### What is being asked
Once you have read the entries, please say how many lines hold the string "Achat", giving the number only.

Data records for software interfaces

════════════════

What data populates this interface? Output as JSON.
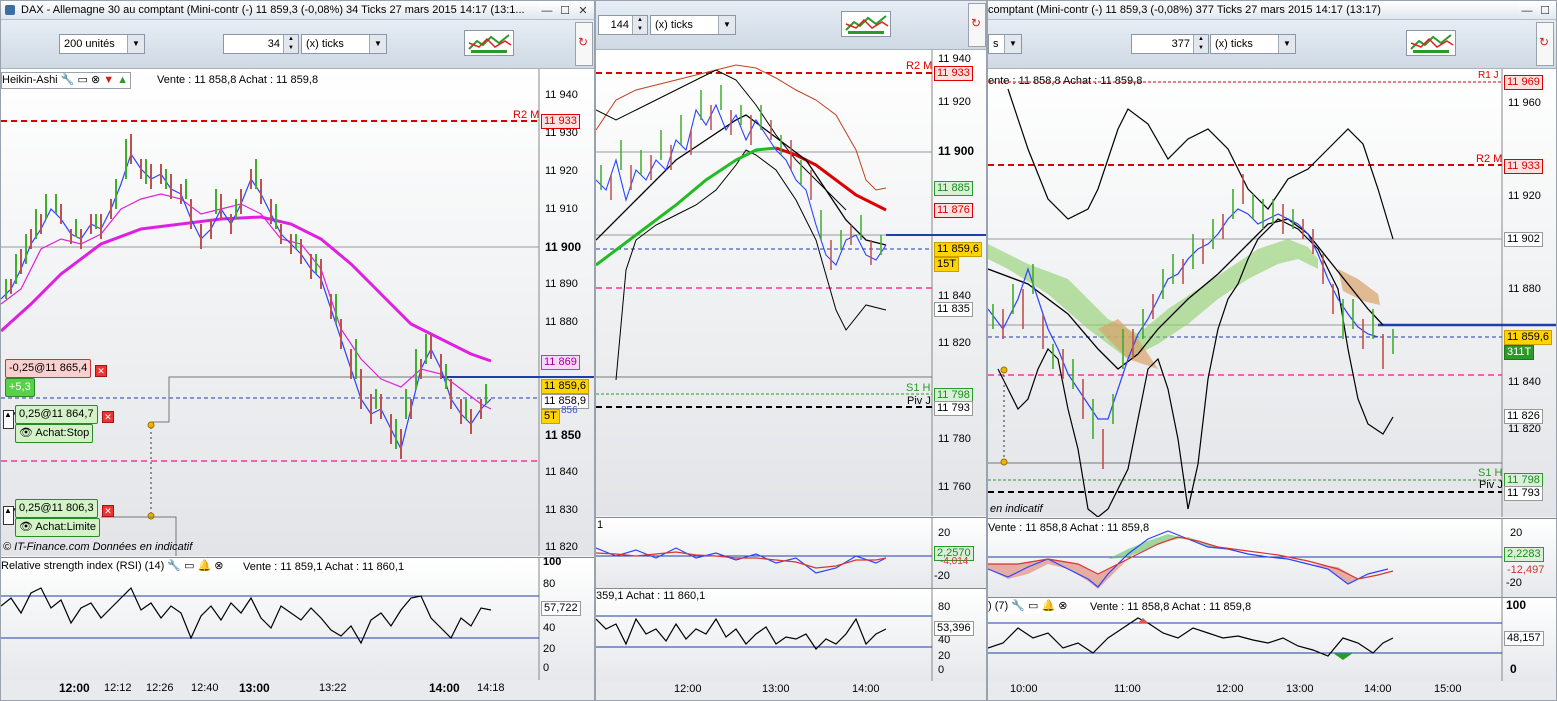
{
  "window1": {
    "title": "DAX - Allemagne 30 au comptant (Mini-contr (-)    11 859,3 (-0,08%)    34 Ticks  27 mars 2015 14:17 (13:1...",
    "units_select": "200 unités",
    "ticks_value": "34",
    "ticks_select": "(x) ticks",
    "indicator_label": "Heikin-Ashi",
    "price_legend": "Vente : 11 858,8 Achat : 11 859,8",
    "y_ticks": [
      "11 940",
      "11 930",
      "11 920",
      "11 910",
      "11 900",
      "11 890",
      "11 880",
      "11 870",
      "11 860",
      "11 850",
      "11 840",
      "11 830",
      "11 820"
    ],
    "r2_label": "R2 M",
    "r2_value": "11 933",
    "box_11869": "11 869",
    "box_last": "11 859,6",
    "box_858": "11 858,9",
    "box_856": "856",
    "box_5t": "5T",
    "order1": "-0,25@11 865,4",
    "order1_pl": "+5,3",
    "order2": "0,25@11 864,7",
    "order2_type": "Achat:Stop",
    "order3": "0,25@11 806,3",
    "order3_type": "Achat:Limite",
    "copyright": "© IT-Finance.com  Données en indicatif",
    "rsi_label": "Relative strength index (RSI) (14)",
    "rsi_legend": "Vente : 11 859,1 Achat : 11 860,1",
    "rsi_ticks": [
      "100",
      "80",
      "60",
      "40",
      "20",
      "0"
    ],
    "rsi_value": "57,722",
    "x_ticks": [
      "12:00",
      "12:12",
      "12:26",
      "12:40",
      "13:00",
      "13:22",
      "14:00",
      "14:18"
    ]
  },
  "window2": {
    "ticks_value": "144",
    "ticks_select": "(x) ticks",
    "y_ticks": [
      "11 940",
      "11 920",
      "11 900",
      "11 880",
      "11 860",
      "11 840",
      "11 820",
      "11 800",
      "11 780",
      "11 760"
    ],
    "r2_label": "R2 M",
    "r2_value": "11 933",
    "box_885": "11 885",
    "box_876": "11 876",
    "box_last": "11 859,6",
    "box_15t": "15T",
    "box_835": "11 835",
    "s1_label": "S1 H",
    "piv_label": "Piv J",
    "box_798": "11 798",
    "box_793": "11 793",
    "macd_ticks": [
      "20",
      "0",
      "-20"
    ],
    "macd_value": "2,2570",
    "macd_value2": "-4,014",
    "macd_small": "1",
    "rsi_legend": "359,1 Achat : 11 860,1",
    "rsi_ticks": [
      "80",
      "60",
      "40",
      "20",
      "0"
    ],
    "rsi_value": "53,396",
    "x_ticks": [
      "12:00",
      "13:00",
      "14:00"
    ]
  },
  "window3": {
    "title": "comptant (Mini-contr (-)    11 859,3 (-0,08%)    377 Ticks  27 mars 2015 14:17 (13:17)",
    "units_select": "s",
    "ticks_value": "377",
    "ticks_select": "(x) ticks",
    "price_legend": "ente : 11 858,8 Achat : 11 859,8",
    "y_ticks": [
      "11 960",
      "11 940",
      "11 920",
      "11 900",
      "11 880",
      "11 860",
      "11 840",
      "11 820"
    ],
    "r1_label": "R1 J",
    "r1_value": "11 969",
    "r2_label": "R2 M",
    "r2_value": "11 933",
    "box_902": "11 902",
    "box_last": "11 859,6",
    "box_311t": "311T",
    "box_826": "11 826",
    "s1_label": "S1 H",
    "piv_label": "Piv J",
    "box_798": "11 798",
    "box_793": "11 793",
    "indicatif": "en indicatif",
    "macd_legend": "Vente : 11 858,8 Achat : 11 859,8",
    "macd_ticks": [
      "20",
      "0",
      "-20"
    ],
    "macd_value": "2,2283",
    "macd_value2": "-12,497",
    "rsi_label": ") (7)",
    "rsi_legend": "Vente : 11 858,8 Achat : 11 859,8",
    "rsi_ticks": [
      "100",
      "50",
      "0"
    ],
    "rsi_value": "48,157",
    "x_ticks": [
      "10:00",
      "11:00",
      "12:00",
      "13:00",
      "14:00",
      "15:00"
    ]
  },
  "colors": {
    "up_candle": "#3fae2b",
    "down_candle": "#c0504d",
    "pivot_red": "#dd0000",
    "pivot_pink": "#ff3399",
    "blue_level": "#1f3ea8",
    "ma_magenta": "#e020e0"
  }
}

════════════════

### Solved problem
8